Using trees as his leitmotif, Hyderabad-based artist Bhaskara Rao attributes a great deal to the cultural significance that they hold to his choice of subject. Having started out dabbling with figurative art and then landscapes, the current Dean of Arts at Loyola Academy says, “They have a significant role in our cultural landscape for they not only yield fruits but provide shade as well. My fondness for trees goes back to when I was a child and would play under them or tie a swing to the branches.” Presenting two of his paintings from the Kalpavriksha series — Tree of Life I and II, the artist uses a vibrant colour palette to give the trees a mystical, surreal appearance. “Just like every leaf is a different shade of green, each leaf on my trees offer me a chance to experiment with texture and pigment.”
Tree Spirit by Shamshad Khan
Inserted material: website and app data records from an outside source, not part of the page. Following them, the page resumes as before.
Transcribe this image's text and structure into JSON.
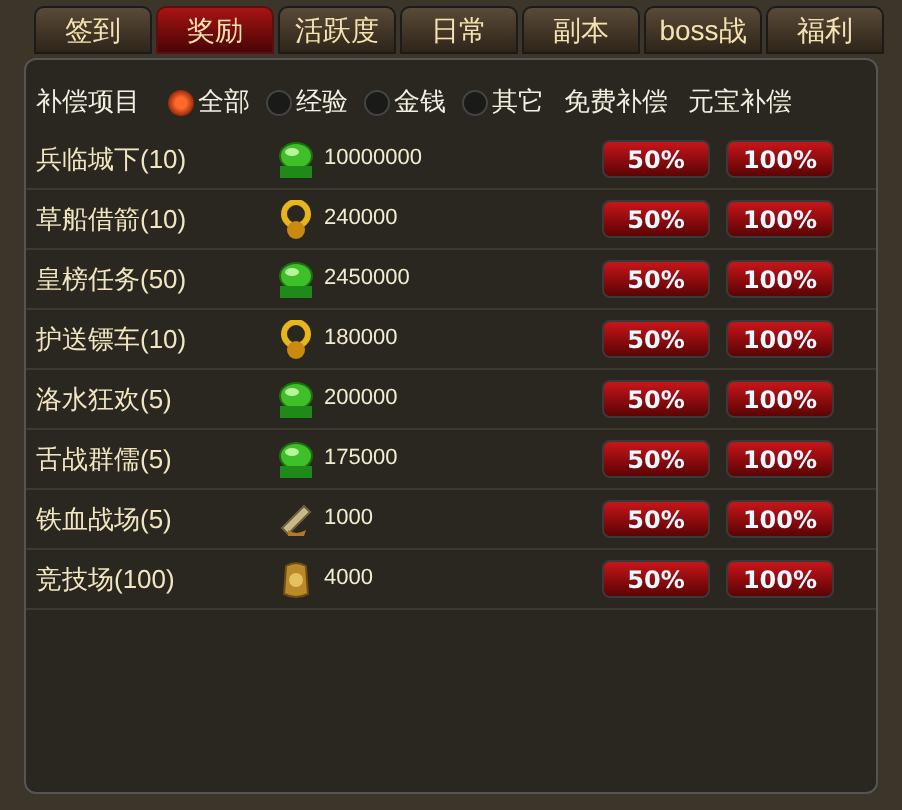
{
  "tabs": [
    {
      "label": "签到",
      "selected": false
    },
    {
      "label": "奖励",
      "selected": true
    },
    {
      "label": "活跃度",
      "selected": false
    },
    {
      "label": "日常",
      "selected": false
    },
    {
      "label": "副本",
      "selected": false
    },
    {
      "label": "boss战",
      "selected": false
    },
    {
      "label": "福利",
      "selected": false
    }
  ],
  "header": {
    "label": "补偿项目",
    "filters": [
      {
        "label": "全部",
        "selected": true
      },
      {
        "label": "经验",
        "selected": false
      },
      {
        "label": "金钱",
        "selected": false
      },
      {
        "label": "其它",
        "selected": false
      }
    ],
    "columns": [
      "免费补偿",
      "元宝补偿"
    ]
  },
  "rows": [
    {
      "name": "兵临城下(10)",
      "kind": "exp",
      "amount": "10000000",
      "free": "50%",
      "paid": "100%"
    },
    {
      "name": "草船借箭(10)",
      "kind": "coin",
      "amount": "240000",
      "free": "50%",
      "paid": "100%"
    },
    {
      "name": "皇榜任务(50)",
      "kind": "exp",
      "amount": "2450000",
      "free": "50%",
      "paid": "100%"
    },
    {
      "name": "护送镖车(10)",
      "kind": "coin",
      "amount": "180000",
      "free": "50%",
      "paid": "100%"
    },
    {
      "name": "洛水狂欢(5)",
      "kind": "exp",
      "amount": "200000",
      "free": "50%",
      "paid": "100%"
    },
    {
      "name": "舌战群儒(5)",
      "kind": "exp",
      "amount": "175000",
      "free": "50%",
      "paid": "100%"
    },
    {
      "name": "铁血战场(5)",
      "kind": "scroll",
      "amount": "1000",
      "free": "50%",
      "paid": "100%"
    },
    {
      "name": "竞技场(100)",
      "kind": "medal",
      "amount": "4000",
      "free": "50%",
      "paid": "100%"
    }
  ]
}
Shamshad Khan’s portraits of trees are reflections of a living form. “Not the loose definition of the term pertaining to something that has life, but a living form that has emotion, is capable of forming bonds and can communicate.” Presenting two of her images from the series Tree spirit from 2018, the Bengaluru-based photographer who has styled and conceptualised images for brands like Titan and Tanishq, tries to portray the emotional bond that trees share with plant and animal life around them. “My work directly respond to the surrounding environment and uses everyday experiences from the artist as a starting point. Often these are framed instances that would go unnoticed in their original context.” Specifically shot on the occasion of World Environment Day which coincided with International Orangutan Day, one of her two untitled images captures a frame, where the branches of a tree form an orangutan’s face.
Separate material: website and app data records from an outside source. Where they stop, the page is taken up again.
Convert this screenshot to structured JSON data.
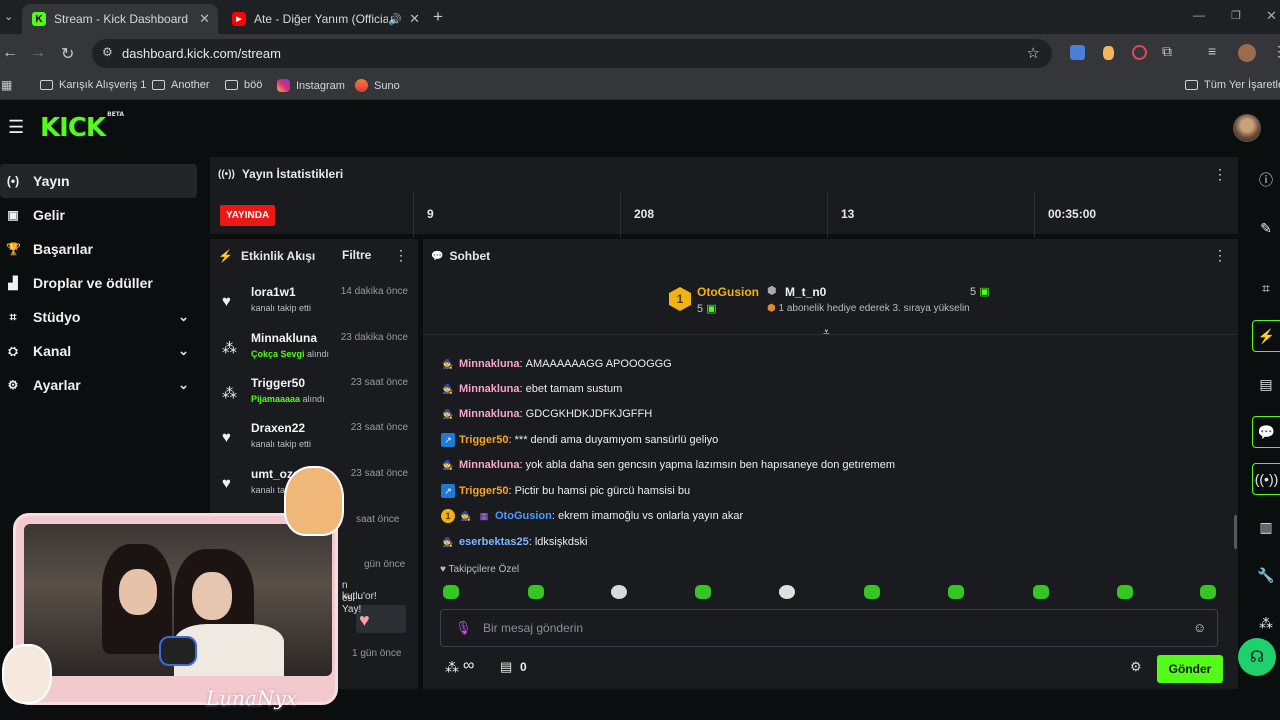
{
  "browser": {
    "tabs": [
      {
        "title": "Stream - Kick Dashboard",
        "active": true
      },
      {
        "title": "Ate - Diğer Yanım (Official V",
        "active": false
      }
    ],
    "url": "dashboard.kick.com/stream",
    "bookmarks": [
      "Karışık Alışveriş 1",
      "Another",
      "böö",
      "Instagram",
      "Suno"
    ],
    "all_bookmarks": "Tüm Yer İşaretleri"
  },
  "kick": {
    "logo": "KICK",
    "logo_badge": "BETA",
    "accent": "#53fc18"
  },
  "sidebar": {
    "items": [
      {
        "label": "Yayın",
        "icon": "broadcast-icon",
        "active": true
      },
      {
        "label": "Gelir",
        "icon": "revenue-icon"
      },
      {
        "label": "Başarılar",
        "icon": "trophy-icon"
      },
      {
        "label": "Droplar ve ödüller",
        "icon": "gift-icon"
      },
      {
        "label": "Stüdyo",
        "icon": "studio-icon",
        "expandable": true
      },
      {
        "label": "Kanal",
        "icon": "channel-icon",
        "expandable": true
      },
      {
        "label": "Ayarlar",
        "icon": "settings-icon",
        "expandable": true
      }
    ]
  },
  "stats": {
    "title": "Yayın İstatistikleri",
    "live_label": "YAYINDA",
    "values": [
      "9",
      "208",
      "13",
      "00:35:00"
    ]
  },
  "activity": {
    "title": "Etkinlik Akışı",
    "filter": "Filtre",
    "events": [
      {
        "user": "lora1w1",
        "time": "14 dakika önce",
        "pre": "kanalı takip etti",
        "highlight": "",
        "post": "",
        "icon": "heart-icon"
      },
      {
        "user": "Minnakluna",
        "time": "23 dakika önce",
        "pre": "",
        "highlight": "Çokça Sevgi",
        "post": " alındı",
        "icon": "points-icon"
      },
      {
        "user": "Trigger50",
        "time": "23 saat önce",
        "pre": "",
        "highlight": "Pijamaaaaa",
        "post": " alındı",
        "icon": "points-icon"
      },
      {
        "user": "Draxen22",
        "time": "23 saat önce",
        "pre": "kanalı takip etti",
        "highlight": "",
        "post": "",
        "icon": "heart-icon"
      },
      {
        "user": "umt_ozg",
        "time": "23 saat önce",
        "pre": "kanalı takip etti",
        "highlight": "",
        "post": "",
        "icon": "heart-icon"
      }
    ],
    "partial_times": [
      "saat önce",
      "gün önce",
      "1 gün önce"
    ]
  },
  "chat": {
    "title": "Sohbet",
    "pinned": {
      "rank": "1",
      "user1": "OtoGusion",
      "user1_count": "5",
      "user2": "M_t_n0",
      "user2_count": "5",
      "note": "1 abonelik hediye ederek 3. sıraya yükselin"
    },
    "messages": [
      {
        "user": "Minnakluna",
        "text": "AMAAAAAAGG APOOOGGG",
        "color": "#f7a6c8"
      },
      {
        "user": "Minnakluna",
        "text": "ebet tamam sustum",
        "color": "#f7a6c8"
      },
      {
        "user": "Minnakluna",
        "text": "GDCGKHDKJDFKJGFFH",
        "color": "#f7a6c8"
      },
      {
        "user": "Trigger50",
        "text": "*** dendi ama duyamıyom sansürlü geliyo",
        "color": "#f6a623"
      },
      {
        "user": "Minnakluna",
        "text": "yok abla daha sen gencsın yapma lazımsın ben hapısaneye don getıremem",
        "color": "#f7a6c8"
      },
      {
        "user": "Trigger50",
        "text": "Pictir bu hamsi pic gürcü hamsisi bu",
        "color": "#f6a623"
      },
      {
        "user": "OtoGusion",
        "text": "ekrem imamoğlu vs onlarla yayın akar",
        "color": "#4a9cff"
      },
      {
        "user": "eserbektas25",
        "text": "ldksişkdski",
        "color": "#7cb7ff"
      }
    ],
    "followers_only": "Takipçilere Özel",
    "input_placeholder": "Bir mesaj gönderin",
    "points_label": "∞",
    "store_count": "0",
    "send_label": "Gönder"
  },
  "overlay": {
    "signature": "LunaNyx",
    "banner_partial_1": "n kutlu'or!",
    "banner_partial_2": "esi - Yay!"
  }
}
Mystical connections by Silky Arora
Trying to find answers to the questions that she raises through her artwork about climate change, artist Silky Arora hopes to highlight sustainable development and conscious consumption through her wall art and sculptures that she will be presenting at the exhibition. “As a designer that works with interior spaces, I look at design as an intersection of art and sustainability,” explains the 31-year-old who uses fallen twigs, dry leaves, pressed flowers and recycled paper for her creations. Working on a mixed medium, the artist whose installations can be found at the Indira Gandhi International Airport, New Delhi, tells us that she uses natural inks for her wall art. Showcasing her artwork from the Mystical Connection series, the Pratt Institute graduate says that the series is about an unknown world of trees with its endless networks.
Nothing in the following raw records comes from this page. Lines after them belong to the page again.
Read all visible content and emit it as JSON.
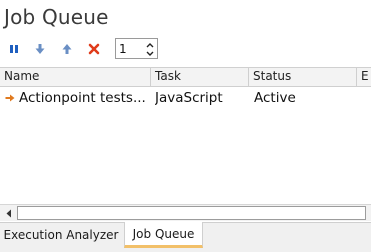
{
  "panel": {
    "title": "Job Queue"
  },
  "toolbar": {
    "buttons": [
      {
        "icon": "pause-icon",
        "color": "#1f5fbf"
      },
      {
        "icon": "move-down-icon",
        "color": "#6a8fc4"
      },
      {
        "icon": "move-up-icon",
        "color": "#6a8fc4"
      },
      {
        "icon": "delete-icon",
        "color": "#e03b1a"
      }
    ],
    "count_value": "1"
  },
  "grid": {
    "columns": [
      "Name",
      "Task",
      "Status",
      "E"
    ],
    "rows": [
      {
        "icon": "arrow-right-icon",
        "name": "Actionpoint tests...",
        "task": "JavaScript",
        "status": "Active"
      }
    ]
  },
  "tabs": [
    {
      "label": "Execution Analyzer",
      "active": false
    },
    {
      "label": "Job Queue",
      "active": true
    }
  ],
  "colors": {
    "accent_tab": "#f2c069",
    "row_icon": "#e07a1f"
  }
}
The New-Delhi based artist will host an interactive session on Sustainability by Design. On September 1. From 5 pm to 6 pm.
Untitled by Ashok Bhowmick
Bengali artist Ashok Bhowmick has gained national renown over 45 years working by paper or canvas, commenting on how social conditioning has created a predetermined idea of what art is. “Paintings aren’t an illustration of a text. They have a grammar of their own and need to be freed from the confines of language and stereotypical thinking,” begins the artist who is known for his cross-hatching technique. Displaying two of his early black and white works, the artist says that the paintings fall into the gamut of his understanding of the theme. “The paintings are untitled because I’ve learnt to view art from what one can call Tagore’s perspective. Paintings are silent. They don’t explain, they express. Paintings are not read, they are felt.” Echoing his sentiment through his painting of a woman and a tree whose roots run deep, the piece is a play on dark and light spaces through the use of his cross-hatching textural detailing and a controlled arrangement of lines.
Tree of Wisdom by Navdeep Kaur
The only installation at the five-day showcase, artist Navdeep Kaur’s light installation, Tree of Wisdom, is handmade from eco-printed paper using fallen leaves, fruits and vegetables. Portrayed as a deconstructed tree, the founder of Bengaluru-based research studio The Colour Workshop says, “The installation denotes the disconnect with nature. The artwork was conceptualised when a plethora of trees were being felled in Bengaluru.” Symbolising a positive change towards sustainable practices, the artist tells us that if one were to look at the mirror on the floor (which is part of the installation), the deconstructed tree appears to be one whole.